  5. The set should be made off the back foot, actually pushing through the ball to maintain an effective line of force from the floor, through the body, to the point of ball release. Since you should always try to get to the ball facing the left side, your right foot leads, keeping you open to your passers. The left foot will help cause the ball to drift slightly towards the net. You must become comfortable and consistent with this foot position so you wind up with correctly planted feet every time. 
  6. You should extend completely with your arms on virtually every set. If the ball is released with your arms still bent, you have partially “jabbed” at the ball and not effectively followed through. The full extension will greatly increase accuracy and help you look the same no matter where the ball is headed. 
  7. Your hands must be in the shape of the ball. Everyone has a different body but all setters must “cup” the same ball. Your hands must simply be shaped like a volleyball consistently before contact. 

There is a zone of success for each set. The setter and attacker must work together to understand the concepts for each specific play and set that the coach runs in the offense. Most errors in setting, and therefore the offense, occur when a setter tries to pinpoint the set. The general concepts that a setter should have include: 

  1. Never pinpoint a set. Always give the hitters a range in which to expect to receive the ball, which includes a width along the net, height variations and some speed changes. 
  2. Never under-set the ball or set it too short. It is almost always better to over-set, go too high, allowing the hitter a good swing at the ball. 
  3. Usually the set should be too slow, rather than to fast. This is of special concern with the fast center-sets. With high sideline sets, there is a zone that starts on the sideline and extends into the court for several feet. This set should never travel outside the antenna, over the net or too low. It must stay off the net a couple of feet to allow the hitters a chance to take a full swing at the ball and reduce the size of the block’s court coverage. Unfortunately, we often picture the high outside set landing on the sideline, rather close to the net. If this is your goal, you are likely to rake lots of errors by pushing it to wide or over the net. Thus on this set you can “safely” err by setting it too high, too far inside, or too deep as these are situations that a hitter can compensate for. With the faster sets, the basic rules still apply. It should never cross the net without passing the hitter’s outside shoulder, must be high enough to allow the hitter to reach and made in front of the hitter’s midline of the body. If the set is too low, crosses the net in front of the hitter, or is set across the hitter’s body before it is hittable, lots of errors will occur. All sets, fast or not, can become reasonably high-percentage plays as long as you work within your skills and offensive play range. Since you control more of the game than anyone else, you will be getting more attention from the coach and must work harder. 

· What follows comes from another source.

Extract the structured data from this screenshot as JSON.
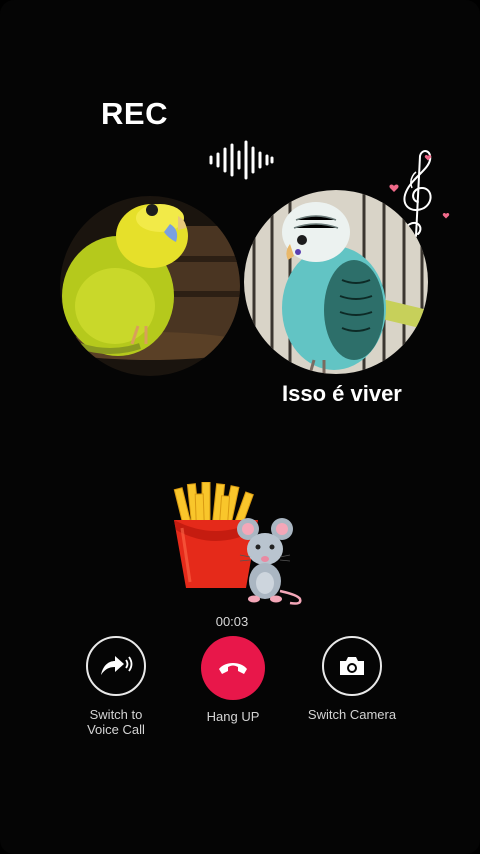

There is no key to success like game-like repetition. Setters must touch many balls per practice and set, more than anything else. Setters must learn to react instinctively to almost any situation in the game; they can’t train by merely setting from a stationary position. Setters must learn to set from a variety of game-possible positions. Setters should never catch a ball in practice when setting; they should always try to set it. Their spatial awareness and orientation abilities must cover the whole court and beyond so they can always set it to the correct spot on the court. Setting an offense is a joint project with the coach who helps with the tactics and attackers who are awaiting the sets. 

A team rarely can exceed that abilities of its setters; strive to always play and train to become the best setter you can be.